Task goal:
Search the records below for the string "label" and copy each line where it turns up.

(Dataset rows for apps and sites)
****************************************

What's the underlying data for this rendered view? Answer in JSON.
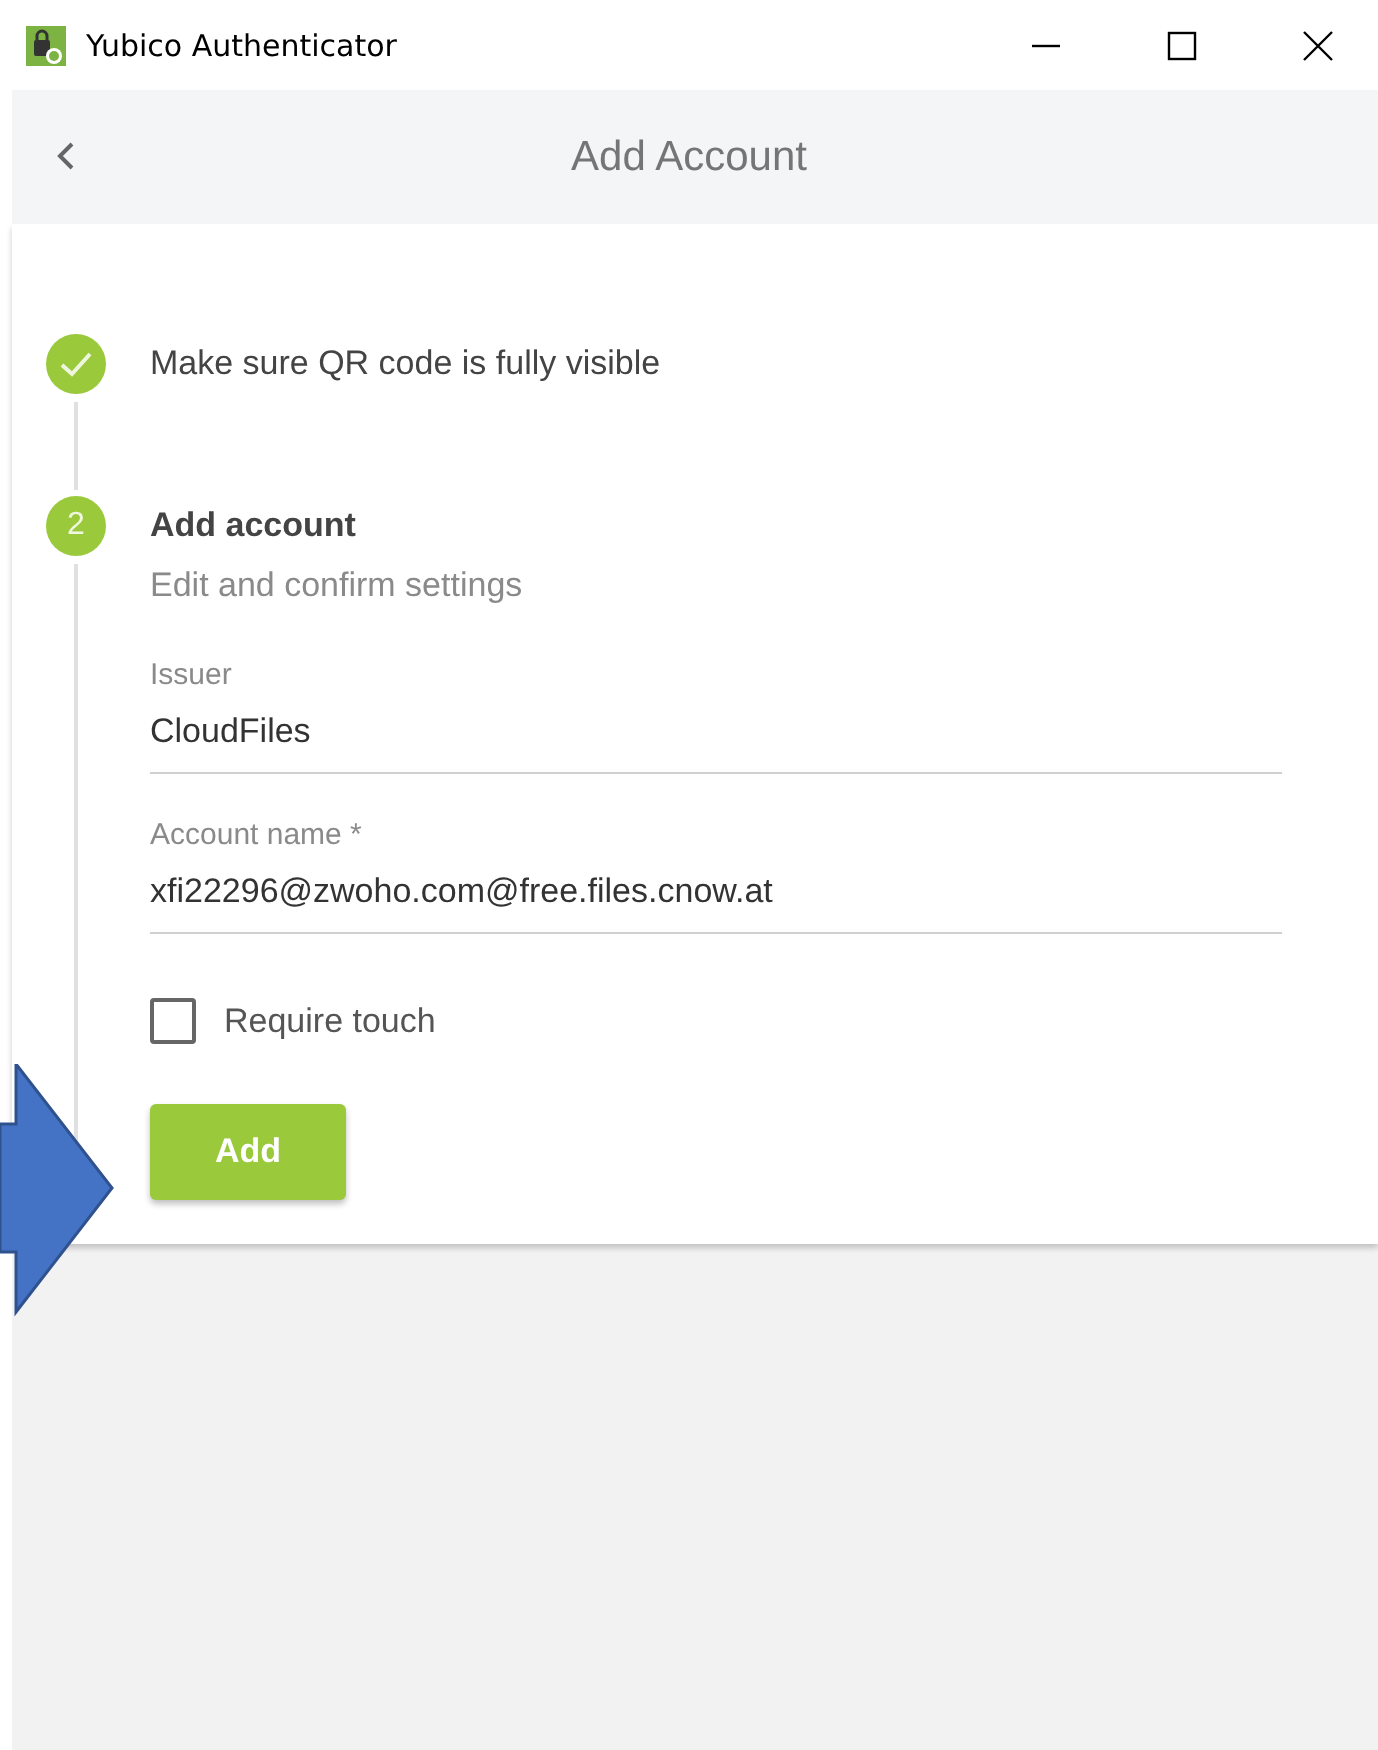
{
  "window": {
    "title": "Yubico Authenticator"
  },
  "header": {
    "title": "Add Account"
  },
  "steps": [
    {
      "kind": "done",
      "title": "Make sure QR code is fully visible"
    },
    {
      "kind": "active",
      "number": "2",
      "title": "Add account",
      "subtitle": "Edit and confirm settings"
    }
  ],
  "fields": [
    {
      "label": "Issuer",
      "value": "CloudFiles"
    },
    {
      "label": "Account name *",
      "value": "xfi22296@zwoho.com@free.files.cnow.at"
    }
  ],
  "require_touch": {
    "label": "Require touch",
    "checked": false
  },
  "add_button": {
    "label": "Add"
  }
}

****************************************

Answer section:
      "label": "Issuer",
      "label": "Account name *",
    "label": "Require touch",
    "label": "Add"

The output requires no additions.